WHAT IS NEEDED:
Where a line below includes the word "HazMat", copy that line.

Collection entries:
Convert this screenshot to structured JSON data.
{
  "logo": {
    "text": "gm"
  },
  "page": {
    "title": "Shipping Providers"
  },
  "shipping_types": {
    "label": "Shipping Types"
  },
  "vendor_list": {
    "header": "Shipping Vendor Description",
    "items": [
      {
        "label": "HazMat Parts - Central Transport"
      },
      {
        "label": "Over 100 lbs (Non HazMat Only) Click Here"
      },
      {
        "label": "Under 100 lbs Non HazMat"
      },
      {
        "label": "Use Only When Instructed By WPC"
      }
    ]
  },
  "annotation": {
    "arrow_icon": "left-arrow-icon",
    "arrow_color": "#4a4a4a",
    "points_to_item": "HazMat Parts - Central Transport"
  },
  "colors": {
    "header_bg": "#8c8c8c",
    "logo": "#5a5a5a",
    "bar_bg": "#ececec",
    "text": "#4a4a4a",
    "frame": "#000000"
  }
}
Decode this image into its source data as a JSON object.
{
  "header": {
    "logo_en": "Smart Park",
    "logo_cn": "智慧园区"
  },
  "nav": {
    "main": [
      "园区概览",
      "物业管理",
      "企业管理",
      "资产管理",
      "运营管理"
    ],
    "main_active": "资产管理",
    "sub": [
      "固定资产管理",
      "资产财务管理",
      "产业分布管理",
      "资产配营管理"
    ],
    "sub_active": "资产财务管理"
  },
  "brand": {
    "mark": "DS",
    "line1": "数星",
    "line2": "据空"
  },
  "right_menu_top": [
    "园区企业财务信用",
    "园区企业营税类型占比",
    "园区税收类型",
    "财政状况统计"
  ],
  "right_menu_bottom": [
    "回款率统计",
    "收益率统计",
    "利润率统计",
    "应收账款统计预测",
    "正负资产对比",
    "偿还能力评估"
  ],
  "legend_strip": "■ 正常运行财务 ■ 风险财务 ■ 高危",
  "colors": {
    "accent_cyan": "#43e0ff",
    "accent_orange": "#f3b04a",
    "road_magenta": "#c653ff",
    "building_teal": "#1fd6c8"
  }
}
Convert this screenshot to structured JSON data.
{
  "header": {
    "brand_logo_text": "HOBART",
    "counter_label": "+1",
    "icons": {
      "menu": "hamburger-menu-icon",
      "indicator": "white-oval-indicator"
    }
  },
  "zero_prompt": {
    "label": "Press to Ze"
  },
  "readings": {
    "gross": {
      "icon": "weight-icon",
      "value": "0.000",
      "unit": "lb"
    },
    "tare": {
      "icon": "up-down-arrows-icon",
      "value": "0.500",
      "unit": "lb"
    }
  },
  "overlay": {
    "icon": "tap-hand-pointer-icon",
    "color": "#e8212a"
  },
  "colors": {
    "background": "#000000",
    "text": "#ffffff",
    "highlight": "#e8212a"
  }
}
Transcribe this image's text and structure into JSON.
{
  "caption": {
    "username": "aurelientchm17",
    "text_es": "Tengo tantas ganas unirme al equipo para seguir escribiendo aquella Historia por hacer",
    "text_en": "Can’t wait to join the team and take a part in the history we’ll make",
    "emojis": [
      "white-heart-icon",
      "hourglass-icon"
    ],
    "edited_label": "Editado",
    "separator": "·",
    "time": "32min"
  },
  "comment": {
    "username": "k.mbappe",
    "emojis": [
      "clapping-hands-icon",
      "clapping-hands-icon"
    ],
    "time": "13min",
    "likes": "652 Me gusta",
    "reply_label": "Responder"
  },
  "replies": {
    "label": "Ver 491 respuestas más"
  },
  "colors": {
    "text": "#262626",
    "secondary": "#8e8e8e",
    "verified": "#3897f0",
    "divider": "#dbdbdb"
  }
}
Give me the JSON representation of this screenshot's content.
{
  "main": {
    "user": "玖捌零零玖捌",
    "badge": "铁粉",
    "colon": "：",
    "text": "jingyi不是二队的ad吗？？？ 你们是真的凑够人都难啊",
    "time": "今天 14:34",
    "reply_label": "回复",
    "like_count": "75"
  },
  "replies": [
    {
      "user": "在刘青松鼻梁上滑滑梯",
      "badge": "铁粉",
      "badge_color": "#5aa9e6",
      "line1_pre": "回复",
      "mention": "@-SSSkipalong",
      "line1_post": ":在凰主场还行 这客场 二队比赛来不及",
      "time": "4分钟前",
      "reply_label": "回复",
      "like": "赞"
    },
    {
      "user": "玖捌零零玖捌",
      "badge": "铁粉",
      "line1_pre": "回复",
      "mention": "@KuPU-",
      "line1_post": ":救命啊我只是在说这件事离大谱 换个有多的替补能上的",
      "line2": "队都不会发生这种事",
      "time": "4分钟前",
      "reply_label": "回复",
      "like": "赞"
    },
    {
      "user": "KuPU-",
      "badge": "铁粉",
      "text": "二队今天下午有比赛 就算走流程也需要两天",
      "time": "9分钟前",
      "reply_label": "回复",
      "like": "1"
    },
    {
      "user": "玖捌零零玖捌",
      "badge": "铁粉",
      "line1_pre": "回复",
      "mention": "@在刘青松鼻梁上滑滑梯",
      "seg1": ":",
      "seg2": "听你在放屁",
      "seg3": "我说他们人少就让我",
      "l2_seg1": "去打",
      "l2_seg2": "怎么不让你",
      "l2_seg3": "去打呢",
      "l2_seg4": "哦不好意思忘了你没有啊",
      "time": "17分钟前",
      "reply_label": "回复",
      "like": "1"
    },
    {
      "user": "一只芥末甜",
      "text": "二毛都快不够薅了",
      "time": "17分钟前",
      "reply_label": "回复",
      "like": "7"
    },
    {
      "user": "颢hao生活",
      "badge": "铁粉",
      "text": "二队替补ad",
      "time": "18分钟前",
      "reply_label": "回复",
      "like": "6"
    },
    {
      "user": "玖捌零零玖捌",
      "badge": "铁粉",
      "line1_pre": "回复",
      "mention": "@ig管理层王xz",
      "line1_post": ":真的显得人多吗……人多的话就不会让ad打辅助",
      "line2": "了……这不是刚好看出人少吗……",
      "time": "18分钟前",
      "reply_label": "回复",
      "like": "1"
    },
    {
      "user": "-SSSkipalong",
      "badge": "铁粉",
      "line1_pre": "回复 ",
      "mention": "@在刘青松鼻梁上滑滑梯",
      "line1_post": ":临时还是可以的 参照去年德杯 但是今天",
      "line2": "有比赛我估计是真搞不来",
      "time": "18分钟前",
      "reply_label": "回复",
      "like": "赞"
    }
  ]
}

WRITTEN ANSWER:
        "label": "HazMat Parts - Central Transport"
        "label": "Over 100 lbs (Non HazMat Only) Click Here"
        "label": "Under 100 lbs Non HazMat"
    "points_to_item": "HazMat Parts - Central Transport"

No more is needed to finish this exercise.